Solomon Smith, another Richmond merchant built the house now occupied by his granddaughter, Mrs. George Cornelius, on the Hill and which stood near Madison Female Institute. It has a semi-circular wall in the hall to accommodate the stairway which has a round rail and delicate spirals – a duplicate of this wall and stairway is at ‘Dreaming Creek Heights’, put there in 1861. The Smith homestead is older. The home of Hon. W. B. Smith was located on the Summit, and here he and Mrs. Smith celebrated their Golden Wedding Anniversary in 1904, surrounded by their beautiful daughters – Mrs. John M. Park of Nevada, Mrs. W. G. White and Mrs. Robert R. Burnam.
Major McClanahan, a merchant who married the widow of Captain Ezekiel Field who was killed at the Battle of Blue Lick, built the brick residence on the Hill, afterward converted in 1858 into the Madison Female Institute. A Tudor tower was added with a tessellated finish to the roof which made an imposing building.
This great building was used as a hospital after the Battle of Richmond in the Civil War, 1863.

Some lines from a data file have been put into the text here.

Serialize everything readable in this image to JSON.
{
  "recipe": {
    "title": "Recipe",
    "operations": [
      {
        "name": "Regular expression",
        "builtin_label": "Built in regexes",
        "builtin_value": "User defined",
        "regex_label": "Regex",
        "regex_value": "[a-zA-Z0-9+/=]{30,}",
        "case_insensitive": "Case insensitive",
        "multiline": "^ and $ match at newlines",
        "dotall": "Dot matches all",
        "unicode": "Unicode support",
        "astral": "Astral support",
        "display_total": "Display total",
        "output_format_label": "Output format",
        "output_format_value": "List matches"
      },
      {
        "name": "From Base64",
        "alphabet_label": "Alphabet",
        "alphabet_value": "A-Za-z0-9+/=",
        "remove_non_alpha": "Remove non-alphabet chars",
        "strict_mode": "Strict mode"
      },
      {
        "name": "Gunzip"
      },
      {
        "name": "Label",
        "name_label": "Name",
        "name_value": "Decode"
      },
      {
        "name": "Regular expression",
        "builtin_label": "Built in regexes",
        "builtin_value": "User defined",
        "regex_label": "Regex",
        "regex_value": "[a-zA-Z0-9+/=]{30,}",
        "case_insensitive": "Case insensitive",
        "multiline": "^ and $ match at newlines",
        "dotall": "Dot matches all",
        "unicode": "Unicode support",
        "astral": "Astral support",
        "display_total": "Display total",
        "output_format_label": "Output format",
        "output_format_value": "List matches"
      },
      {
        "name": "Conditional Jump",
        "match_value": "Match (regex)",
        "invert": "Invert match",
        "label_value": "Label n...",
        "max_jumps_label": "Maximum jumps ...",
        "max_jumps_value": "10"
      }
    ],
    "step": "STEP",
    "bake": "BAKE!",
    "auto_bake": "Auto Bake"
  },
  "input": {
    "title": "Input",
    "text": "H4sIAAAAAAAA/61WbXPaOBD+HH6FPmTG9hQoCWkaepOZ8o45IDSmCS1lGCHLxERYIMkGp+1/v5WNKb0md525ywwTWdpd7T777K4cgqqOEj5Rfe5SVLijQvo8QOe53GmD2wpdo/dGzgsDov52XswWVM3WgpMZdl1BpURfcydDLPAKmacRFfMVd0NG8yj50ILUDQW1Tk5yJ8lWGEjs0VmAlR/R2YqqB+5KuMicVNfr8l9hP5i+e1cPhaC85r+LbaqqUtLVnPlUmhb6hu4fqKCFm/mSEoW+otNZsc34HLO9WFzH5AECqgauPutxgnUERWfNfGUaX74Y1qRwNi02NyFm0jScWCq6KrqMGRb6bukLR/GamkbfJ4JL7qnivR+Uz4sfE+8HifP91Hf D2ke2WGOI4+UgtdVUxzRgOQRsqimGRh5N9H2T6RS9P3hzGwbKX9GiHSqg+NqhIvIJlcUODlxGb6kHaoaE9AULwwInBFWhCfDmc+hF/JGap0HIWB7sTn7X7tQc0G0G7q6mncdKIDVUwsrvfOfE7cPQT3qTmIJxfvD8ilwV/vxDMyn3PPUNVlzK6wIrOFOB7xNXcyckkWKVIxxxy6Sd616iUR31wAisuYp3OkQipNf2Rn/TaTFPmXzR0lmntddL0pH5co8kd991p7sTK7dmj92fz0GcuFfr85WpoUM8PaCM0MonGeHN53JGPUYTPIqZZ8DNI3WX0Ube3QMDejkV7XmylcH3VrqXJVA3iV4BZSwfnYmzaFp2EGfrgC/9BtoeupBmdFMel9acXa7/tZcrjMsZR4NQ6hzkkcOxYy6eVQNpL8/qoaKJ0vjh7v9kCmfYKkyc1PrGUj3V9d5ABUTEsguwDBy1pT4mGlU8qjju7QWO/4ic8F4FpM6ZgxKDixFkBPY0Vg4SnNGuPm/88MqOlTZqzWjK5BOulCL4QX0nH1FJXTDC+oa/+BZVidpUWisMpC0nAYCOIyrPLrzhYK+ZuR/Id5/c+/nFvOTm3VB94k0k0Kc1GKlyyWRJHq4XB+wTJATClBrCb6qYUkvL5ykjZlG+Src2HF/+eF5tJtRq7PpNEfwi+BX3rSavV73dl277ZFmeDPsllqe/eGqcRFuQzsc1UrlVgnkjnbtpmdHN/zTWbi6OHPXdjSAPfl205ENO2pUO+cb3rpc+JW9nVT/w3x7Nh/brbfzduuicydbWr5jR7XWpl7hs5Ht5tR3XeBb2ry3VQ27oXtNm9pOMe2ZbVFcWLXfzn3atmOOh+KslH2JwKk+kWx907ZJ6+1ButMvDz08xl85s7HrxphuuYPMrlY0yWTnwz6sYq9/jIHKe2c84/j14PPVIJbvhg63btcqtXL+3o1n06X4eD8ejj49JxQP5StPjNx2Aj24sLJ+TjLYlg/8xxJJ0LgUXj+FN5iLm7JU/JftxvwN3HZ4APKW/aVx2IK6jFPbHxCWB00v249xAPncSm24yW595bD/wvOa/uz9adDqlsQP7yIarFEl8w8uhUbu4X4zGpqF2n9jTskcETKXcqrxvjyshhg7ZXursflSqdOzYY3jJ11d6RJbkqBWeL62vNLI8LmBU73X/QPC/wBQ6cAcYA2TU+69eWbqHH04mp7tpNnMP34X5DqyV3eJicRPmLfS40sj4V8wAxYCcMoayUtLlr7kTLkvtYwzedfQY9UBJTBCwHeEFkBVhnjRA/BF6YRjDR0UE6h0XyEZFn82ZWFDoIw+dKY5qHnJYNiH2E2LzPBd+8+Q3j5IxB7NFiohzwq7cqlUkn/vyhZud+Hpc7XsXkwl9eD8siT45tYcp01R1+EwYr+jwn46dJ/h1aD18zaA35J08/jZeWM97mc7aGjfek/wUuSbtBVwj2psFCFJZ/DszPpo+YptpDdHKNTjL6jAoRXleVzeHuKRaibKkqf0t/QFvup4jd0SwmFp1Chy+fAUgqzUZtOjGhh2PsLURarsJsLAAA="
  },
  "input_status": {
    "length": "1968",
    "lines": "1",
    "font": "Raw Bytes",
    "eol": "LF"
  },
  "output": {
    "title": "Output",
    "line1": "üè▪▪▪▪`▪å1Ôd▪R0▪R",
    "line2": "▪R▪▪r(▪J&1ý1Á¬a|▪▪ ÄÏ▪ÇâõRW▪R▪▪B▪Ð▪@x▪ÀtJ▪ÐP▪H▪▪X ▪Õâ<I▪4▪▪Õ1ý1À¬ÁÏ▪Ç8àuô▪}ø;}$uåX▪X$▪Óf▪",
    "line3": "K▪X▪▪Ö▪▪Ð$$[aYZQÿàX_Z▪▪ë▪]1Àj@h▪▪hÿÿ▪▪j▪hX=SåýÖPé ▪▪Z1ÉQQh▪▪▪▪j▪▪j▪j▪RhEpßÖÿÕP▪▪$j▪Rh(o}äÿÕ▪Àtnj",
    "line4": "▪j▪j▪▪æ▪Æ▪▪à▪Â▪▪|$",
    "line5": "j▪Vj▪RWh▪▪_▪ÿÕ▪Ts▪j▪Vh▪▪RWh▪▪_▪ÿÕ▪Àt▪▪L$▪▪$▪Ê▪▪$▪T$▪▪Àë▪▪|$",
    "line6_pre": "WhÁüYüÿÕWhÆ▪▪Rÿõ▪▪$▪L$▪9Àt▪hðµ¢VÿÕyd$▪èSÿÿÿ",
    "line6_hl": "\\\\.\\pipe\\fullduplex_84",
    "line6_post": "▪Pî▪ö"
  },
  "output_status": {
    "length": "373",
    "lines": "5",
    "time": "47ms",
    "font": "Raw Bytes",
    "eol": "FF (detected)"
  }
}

Madison Institute received the patronage of many of the first families of the Blue Grass, Kentucky and other states – Illinois, Texas, Missouri – who sent their daughters to this school, not only for schooling, but for the even as important education which was to be received from association with the elegant social atmosphere of Richmond and Madison County. This school was under auspices of the Christian Church and was discontinued some years ago after a successful period of some 50 years or more.